**WHAT THIS TASK INVOLVES:**
Look over the entries that follow. Report how many lines contain "snowy", with nothing else.

**Data about app and page elements:**
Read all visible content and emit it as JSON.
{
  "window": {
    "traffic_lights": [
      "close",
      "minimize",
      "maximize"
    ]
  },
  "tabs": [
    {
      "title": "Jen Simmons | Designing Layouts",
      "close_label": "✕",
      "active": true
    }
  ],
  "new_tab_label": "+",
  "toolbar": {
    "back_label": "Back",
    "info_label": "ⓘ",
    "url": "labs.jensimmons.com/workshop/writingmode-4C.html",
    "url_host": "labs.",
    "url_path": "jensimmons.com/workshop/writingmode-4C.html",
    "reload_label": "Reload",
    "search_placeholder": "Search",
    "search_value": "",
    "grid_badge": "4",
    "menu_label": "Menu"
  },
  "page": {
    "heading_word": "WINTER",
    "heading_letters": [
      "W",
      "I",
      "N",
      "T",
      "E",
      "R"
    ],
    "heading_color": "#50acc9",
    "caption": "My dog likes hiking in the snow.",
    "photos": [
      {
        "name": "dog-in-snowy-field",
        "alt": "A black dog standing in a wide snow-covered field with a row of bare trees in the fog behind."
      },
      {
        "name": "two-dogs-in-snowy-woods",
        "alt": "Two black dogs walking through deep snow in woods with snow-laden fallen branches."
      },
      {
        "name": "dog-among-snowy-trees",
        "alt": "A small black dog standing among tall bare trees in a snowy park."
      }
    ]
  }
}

**TASK RESULT:**
4